Nature based technologies that stops flooding and cleans up contaminated water

Posted on October 4, 2017

Drainage pipes flowing directly from bathroom to river. Photo: Hadi Susilo Arifin

Known as Indonesia’s ‘rain city’, Bogor receives 3,000mm of rain per year. In the Colonial-era, irrigation channels were designed and built to transport runoff to rice fields that encircle Bogor. But with houses now replacing most of the city’s agriculture, the runoff  from heavy rains causes flooding in Bogor, as well as downriver in the nearby metropolis of Jakarta.

Urban Water cluster research has been addressing how innovative, nature-based solutions such as ‘rain gardens’ can help to keep waterways free from pollutants, stop flooding and create green, beautiful and cool spaces.

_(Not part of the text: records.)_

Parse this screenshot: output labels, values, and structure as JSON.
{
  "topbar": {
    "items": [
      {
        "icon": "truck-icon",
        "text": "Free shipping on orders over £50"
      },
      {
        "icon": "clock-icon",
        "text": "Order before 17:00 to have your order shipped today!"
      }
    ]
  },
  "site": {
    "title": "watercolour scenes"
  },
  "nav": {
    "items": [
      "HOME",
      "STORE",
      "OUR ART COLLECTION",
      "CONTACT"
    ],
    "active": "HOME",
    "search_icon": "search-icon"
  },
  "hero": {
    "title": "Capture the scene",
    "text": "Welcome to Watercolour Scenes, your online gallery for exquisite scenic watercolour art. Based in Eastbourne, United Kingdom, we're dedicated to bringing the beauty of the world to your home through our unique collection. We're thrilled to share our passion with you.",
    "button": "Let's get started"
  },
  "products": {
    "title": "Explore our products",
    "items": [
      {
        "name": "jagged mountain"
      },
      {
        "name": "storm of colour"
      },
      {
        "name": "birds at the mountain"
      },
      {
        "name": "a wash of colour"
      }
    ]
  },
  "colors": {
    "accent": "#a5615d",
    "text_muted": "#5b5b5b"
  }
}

Rain gardens look similar to a normal garden, but beneath these green urban spaces are sandwich layers of sand, gravel, roots and microbes through which polluted water passes and clean water exits, which can be used for irrigation for urban agriculture or household washing.

“Rain gardens not only keep our precious waterways free from contamination, they are beautiful to look at, provide habitat to local wildlife, use very minimal energy and are easy to maintain,” says David McCarthy, Associate Professor in Water Engineering in Department of Civil Engineering at Monash University.

Professor Hidayat Pawitan of Institut Pertanian Bogor and Dr Dwinanti Rika Marthanty of Universitas Indonesia are working with David and his team, Dr Emily Payne and Dr Harsha Fowder, to explore how green technologies using nature based solutions could apply to communities in Bogor.

“Rain gardens, constructed wetlands, swales, green walls, green roofs, porous pavements, detention ponds, rainwater tanks and sedimentation ponds are all possible green infrastructure options that could be incorporated into city plans in Indonesia. By conducting workshops in Bogor we bring together experts in biofiltration and green infrastructure, to explore which of these nature based solutions best suit the different urban environments in Bogor” says Harsha.

The cluster aims to create a guide for green infrastructure application in Bogor that will inform the design of water sensitive urban plans and, more broadly, the strategy to leapfrog Bogor Raya to a more water sensitive and resilient future.

“We aim to change the paradigm of urban water management in Indonesia using the water sensitive city concept”, says Dwinanti. “By incorporating green infrastructures into spatial planning and urban designs to manage rain water quantity and quality, as well as aesthetic aspects, we will help to promote environmental awareness and values and conserve the rivers and groundwater recharge areas of Bogor without sacrificing regional incomes”.

Professor Hadi Susilo Arifin (IPB) agrees and sees the cluster playing a critical role in educating communities in the sustainable water practices.  “Most communities in Indonesia have low levels of environmental education so they treat rivers as garbage bins. Perhaps when they are filtering water themselves and using it to grow cash crops that make them income, they will appreciate clean water more,” Hadi says.